The summary of the Gartner report reads: “Greater competition and growing consumer power have eroded traditional product- and service-based differentiation, forcing firms to seek new, more durable forms of competitive advantage. Many business and IT leaders see the customer experience as a sustainable source of competitive differentiation.”
Implicit in this argument is the assumption that the customer experience is distinct from any product and services provided – it is something that IT leaders can influence (or why bother call out IT leaders alongside CEOs rather than other functional leaders). This is a fundamental misunderstanding of what constitutes a customer’s experience. From a customer’s point of view, their experience constitutes all their interactions with a business – including their interactions with the physical or digital products and services that the business has provided.
The definition of what constitutes the customer experience is CX-team centric rather than customer-centric. Interactions with products and services are not included because they are outside the responsibilities of the CX team, typically residing with product managers or design teams.
As far as customers are concerned, their use of the product and service constitutes the most important part of their experience. As Matt Watkinson, author of The Grid and The Ten Principles Behind Great Customer Experiences. highlighted in a recent MyCustomer podcast, it doesn’t matter how good the buying experience is if the service provided doesn’t solve the problem that the customer has.
If you define the customer’s experience as incorporating all interactions – including those with products and services once they have been purchased – then CX being a source of sustainable competitive advantage is fair enough.
But this is not how it is generally interpreted – and clearly not by Gartner. Irony of ironies, the definition of what constitutes the customer experience is CX-team centric rather than customer-centric.

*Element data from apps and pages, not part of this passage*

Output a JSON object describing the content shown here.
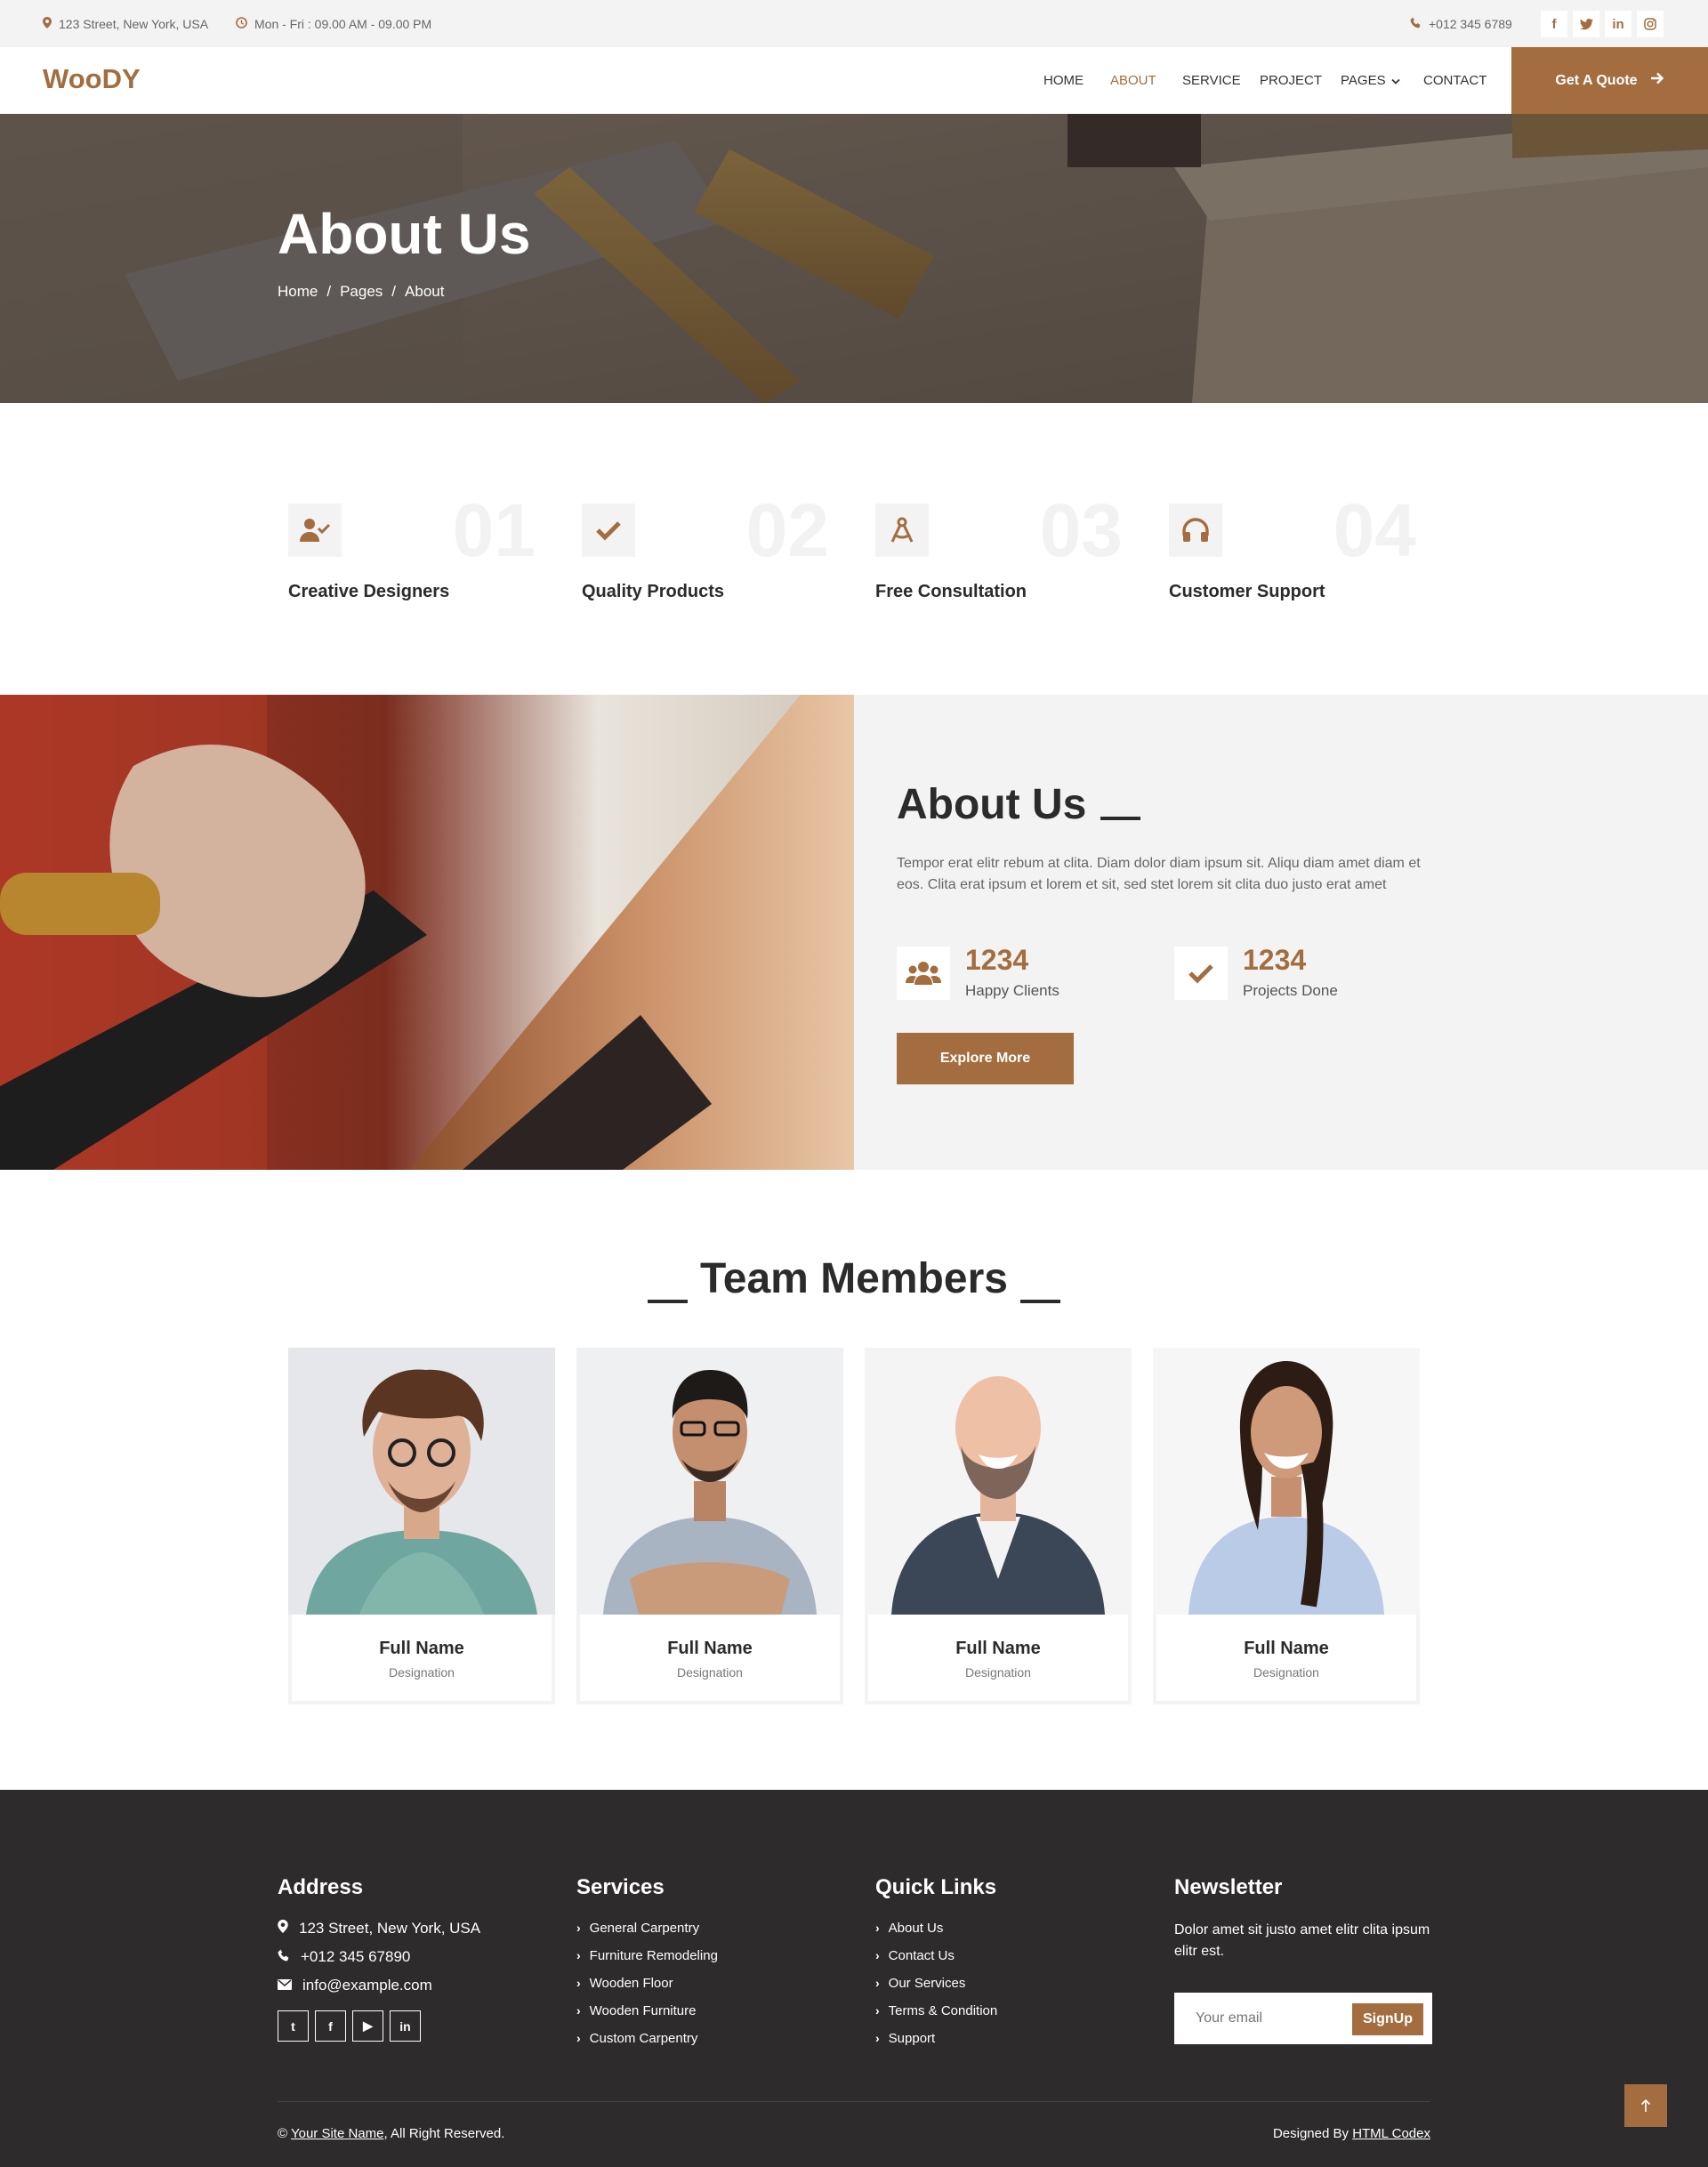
{
  "topbar": {
    "address": "123 Street, New York, USA",
    "hours": "Mon - Fri : 09.00 AM - 09.00 PM",
    "phone": "+012 345 6789",
    "social": [
      "f",
      "t",
      "in",
      "ig"
    ]
  },
  "navbar": {
    "logo": "WooDY",
    "items": [
      "HOME",
      "ABOUT",
      "SERVICE",
      "PROJECT",
      "PAGES",
      "CONTACT"
    ],
    "active": "ABOUT",
    "quote_label": "Get A Quote"
  },
  "hero": {
    "title": "About Us",
    "breadcrumb": [
      "Home",
      "/",
      "Pages",
      "/",
      "About"
    ]
  },
  "features": [
    {
      "num": "01",
      "title": "Creative Designers",
      "icon": "user-check-icon"
    },
    {
      "num": "02",
      "title": "Quality Products",
      "icon": "check-icon"
    },
    {
      "num": "03",
      "title": "Free Consultation",
      "icon": "drafting-compass-icon"
    },
    {
      "num": "04",
      "title": "Customer Support",
      "icon": "headphones-icon"
    }
  ],
  "about": {
    "title": "About Us",
    "text": "Tempor erat elitr rebum at clita. Diam dolor diam ipsum sit. Aliqu diam amet diam et eos. Clita erat ipsum et lorem et sit, sed stet lorem sit clita duo justo erat amet",
    "stats": [
      {
        "num": "1234",
        "label": "Happy Clients",
        "icon": "users-icon"
      },
      {
        "num": "1234",
        "label": "Projects Done",
        "icon": "check-icon"
      }
    ],
    "button": "Explore More"
  },
  "team": {
    "title": "Team Members",
    "members": [
      {
        "name": "Full Name",
        "role": "Designation"
      },
      {
        "name": "Full Name",
        "role": "Designation"
      },
      {
        "name": "Full Name",
        "role": "Designation"
      },
      {
        "name": "Full Name",
        "role": "Designation"
      }
    ]
  },
  "footer": {
    "address_title": "Address",
    "address": "123 Street, New York, USA",
    "phone": "+012 345 67890",
    "email": "info@example.com",
    "social": [
      "t",
      "f",
      "▶",
      "in"
    ],
    "services_title": "Services",
    "services": [
      "General Carpentry",
      "Furniture Remodeling",
      "Wooden Floor",
      "Wooden Furniture",
      "Custom Carpentry"
    ],
    "links_title": "Quick Links",
    "links": [
      "About Us",
      "Contact Us",
      "Our Services",
      "Terms & Condition",
      "Support"
    ],
    "newsletter_title": "Newsletter",
    "newsletter_text": "Dolor amet sit justo amet elitr clita ipsum elitr est.",
    "email_placeholder": "Your email",
    "signup": "SignUp",
    "copyright_symbol": "©",
    "site_name": "Your Site Name",
    "rights": ", All Right Reserved.",
    "designed_by": "Designed By",
    "designer": "HTML Codex"
  },
  "colors": {
    "accent": "#a36d3f",
    "dark": "#2d2b2b",
    "light": "#f3f3f3"
  }
}
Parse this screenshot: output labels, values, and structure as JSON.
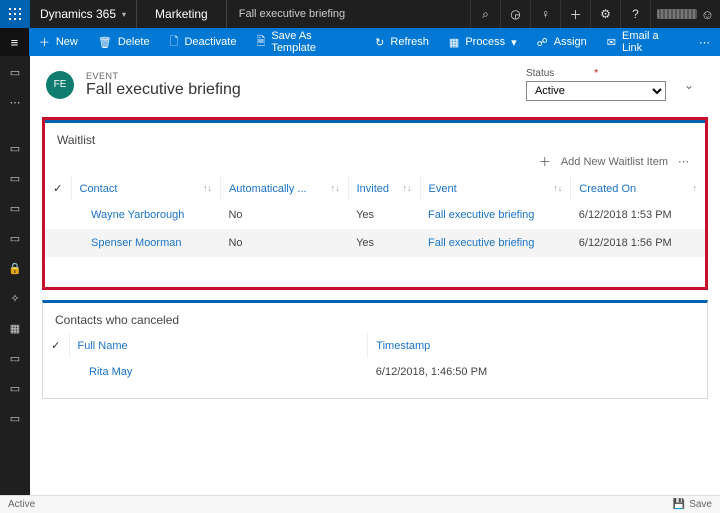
{
  "top": {
    "brand": "Dynamics 365",
    "area": "Marketing",
    "crumb": "Fall executive briefing"
  },
  "topicons": [
    "search",
    "task",
    "bulb",
    "plus",
    "gear",
    "help"
  ],
  "commands": {
    "new": "New",
    "delete": "Delete",
    "deactivate": "Deactivate",
    "save_as_template": "Save As Template",
    "refresh": "Refresh",
    "process": "Process",
    "assign": "Assign",
    "email_link": "Email a Link"
  },
  "header": {
    "avatar": "FE",
    "type": "EVENT",
    "name": "Fall executive briefing",
    "status_label": "Status",
    "status_value": "Active"
  },
  "waitlist": {
    "title": "Waitlist",
    "add_label": "Add New Waitlist Item",
    "cols": {
      "contact": "Contact",
      "auto": "Automatically ...",
      "invited": "Invited",
      "event": "Event",
      "created": "Created On"
    },
    "rows": [
      {
        "contact": "Wayne Yarborough",
        "auto": "No",
        "invited": "Yes",
        "event": "Fall executive briefing",
        "created": "6/12/2018 1:53 PM"
      },
      {
        "contact": "Spenser Moorman",
        "auto": "No",
        "invited": "Yes",
        "event": "Fall executive briefing",
        "created": "6/12/2018 1:56 PM"
      }
    ]
  },
  "canceled": {
    "title": "Contacts who canceled",
    "cols": {
      "name": "Full Name",
      "ts": "Timestamp"
    },
    "rows": [
      {
        "name": "Rita May",
        "ts": "6/12/2018, 1:46:50 PM"
      }
    ]
  },
  "statusbar": {
    "state": "Active",
    "save": "Save"
  }
}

Interactions with products and services are not included because they are outside the responsibilities of the CX team, typically residing with product managers or design teams.
This does not make CX (as typically defined) unimportant – it is a vital part of the value proposition. A value proposition is composed of the products and services provided, how they are priced and how the company interacts with customers to provide them with information, enable them to purchase and support effective usage. But the last part - the interaction or experience element – isn’t the only part and can never be a differentiator on its own. All it can do is complement the intended source of differentiation.
In their 1995 book, The Discipline of Market Leaders, Michael Treacy and Fred Wiersema highlighted the three main dimensions on which companies could differentiate themselves - operational excellence, customer intimacy and product leadership.
Operational excellence delivers consistent quality, reliable service and competitive prices enabled by high levels of efficiency. Customer intimacy stems from a detailed understanding of customer’s needs and wants which is translated into proactive and personalised service delivery (including customisation of the core offering to meet a customer’s specific needs as well as personalisation of communications). Product leadership arises from having the most functionally rich products or propositions with features or service wrappers that others are not providing. (Product leadership would also incorporate network effects which have been effectively leveraged by the likes of Google, Amazon and Facebook.)
Whichever strategy is being followed, the customer experience must be designed as an integral component. Most importantly, even if you are following an operational excellence or product leadership approach, you can still deliver an excellent experience as long as it is complementary to the primary source of value being provided.
In the second part I detail the final two myths that are putting customer experience positions in peril.